Mckline is almost two years old and lives with his parents, Catherine and Fredrick. The family’s home is a one-room house which doubles up as a shop for Fredrick’s battery charging and electronics repairs business. Catherine grows vegetables in their garden and helps at the shop. They are already saving up for Mckline’s education and have ambitions for him to be an engineer one day.
Mckline is one of the lucky ones. He was the first baby born at a healthcare facility in Bungoma County, Kenya, that is supported by GSK and Save the Children’s groundbreaking partnership.
His mother, Catherine, is also lucky. Every two hours in Kenya, a woman dies during childbirth, devastating her surviving family members with grief. Not Catherine – the Bungoma County facility helped deliver her baby safely, ensured he was vaccinated free of charge and taught both of his parents all about nutrition and how to feed him.
Save the Children recently spoke to Mckline’s parents about the effect his birth had on others in their community. Catherine explained that she saw “many mothers die when they delivered at home”, and that her successful delivery in hospital set a good example: “most expectant mothers [now] come to me for advice and I send them to hospital”.
Since Mckline’s birth, 47 health facilities in Bungoma County have benefitted from our partnership with GSK. We’ve trained healthcare workers on emergency obstetric and neonatal care, infection prevention and Kangaroo Mother Care. We’ve supported the renovation of maternity wards, and we’ve provided solar panels and water tanks to clinics without electricity or clean water. Neither one of us could have been able to do this alone.

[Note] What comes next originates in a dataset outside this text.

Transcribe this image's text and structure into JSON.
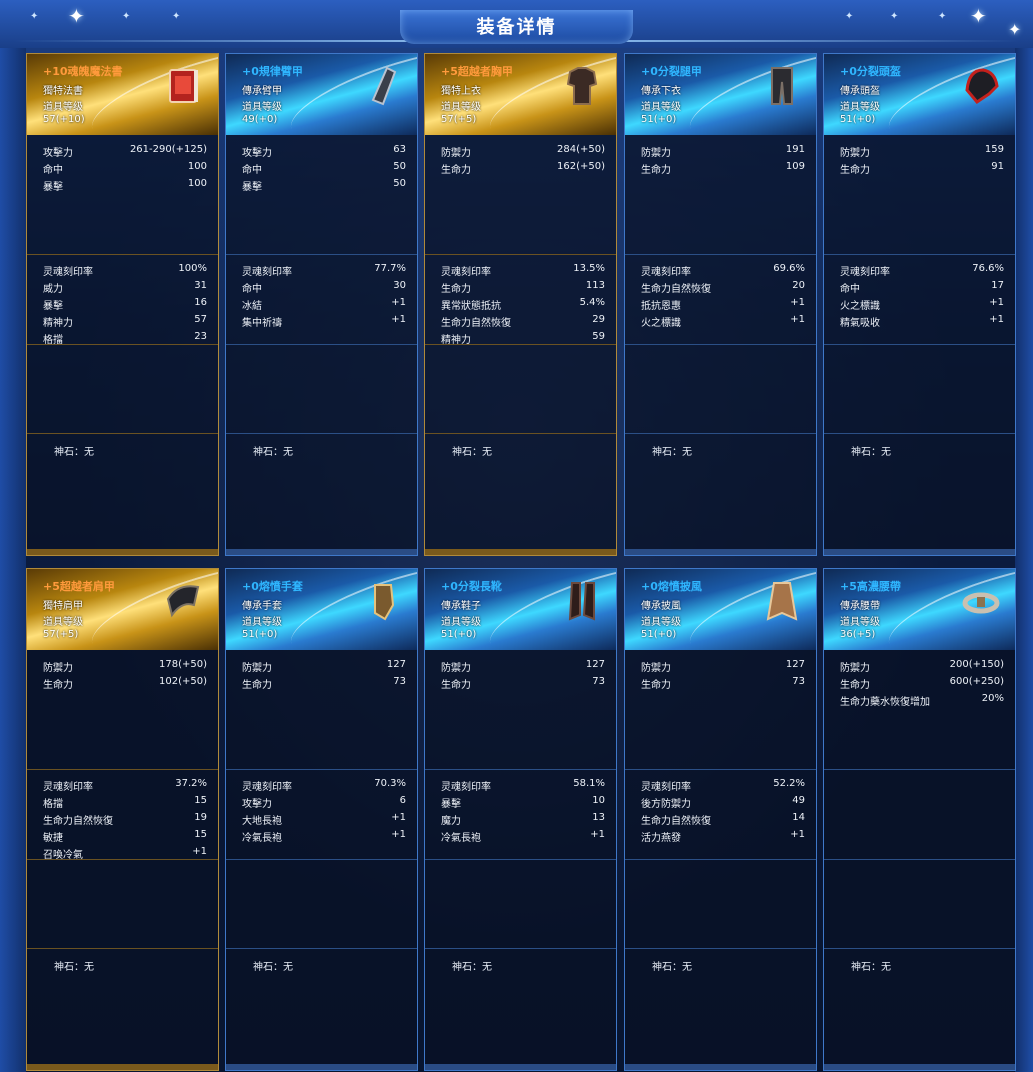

Since 2000, significant progress has been made to reduce the rate of child deaths around the globe. Still almost 6 million children under the age of five die every year from preventable diseases. This – helping to deliver babies like Mckline safely into the world and making sure they stay healthy and happy – is the driving force behind our ambitious global partnership.
When the GSK and Save the Children partnership was formed in 2013, it raised some eyebrows. To us, the logic was clear: by coming together, our organisations could save more children’s lives than by working alone. Three years on, we’ve reached over 1.3 million with lifesaving interventions. It is also pioneering a new model of corporate/NGO collaboration that can be adopted, replicated and expanded.

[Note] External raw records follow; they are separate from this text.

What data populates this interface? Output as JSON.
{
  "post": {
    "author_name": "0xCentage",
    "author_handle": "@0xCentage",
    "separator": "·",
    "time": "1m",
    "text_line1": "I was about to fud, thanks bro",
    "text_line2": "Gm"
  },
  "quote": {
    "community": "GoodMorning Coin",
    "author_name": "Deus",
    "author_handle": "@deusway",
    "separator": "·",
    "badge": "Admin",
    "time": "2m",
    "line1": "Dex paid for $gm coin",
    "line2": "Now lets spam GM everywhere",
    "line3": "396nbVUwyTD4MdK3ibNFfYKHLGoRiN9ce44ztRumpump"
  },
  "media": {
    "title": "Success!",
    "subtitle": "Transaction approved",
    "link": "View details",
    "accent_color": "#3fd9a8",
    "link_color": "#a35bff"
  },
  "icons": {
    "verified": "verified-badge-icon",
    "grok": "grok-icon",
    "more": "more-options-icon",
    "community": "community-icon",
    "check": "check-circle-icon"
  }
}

Our partnership has been successful because we’ve challenged each other to work together in new and different ways. We agreed early on to move beyond the traditional corporate/NGO model and build a relationship that is deeper than funding alone, thinking creatively about how each organisation could support the work of the other. We’ve got to the point where ideas and projects are developed and implemented together, making the most of our respective strengths. Secondments and dedicated teams within both Save the Children and GSK provide invaluable exchanges of knowledge, advice and technical know-how across many disciplines and countries. All of this is rooted in trust and openness, strong relationships, and a shared vision.
Working together in this way has helped us to identify more and better opportunities for collaboration than we had originally planned for. We’ve gone from five to ten workstreams, spread across 37 countries and joined forces in new areas: for example, we’ve recently enhanced each other’s speed and capacity in responding to humanitarian emergencies. The partnership has also sparked transformational changes in each of our ways of working, better enabling us to reach those in most need. For example, Save the Children has used GSK expertise to shore up supply chain systems; and GSK has made the most of Save the Children’s knowledge of remote communities to improve access to medicine in hard-to-reach locations.
While recognising that we’re only halfway through our journey together, and there is still so much more to do, we’re incredibly proud of what we have achieved so far. A laser focus on our shared ambition will help us to stay on course, and we will constantly challenge ourselves to make sure we’re reaching every last child.
Tanya Steele is interim CEO at Save the Children.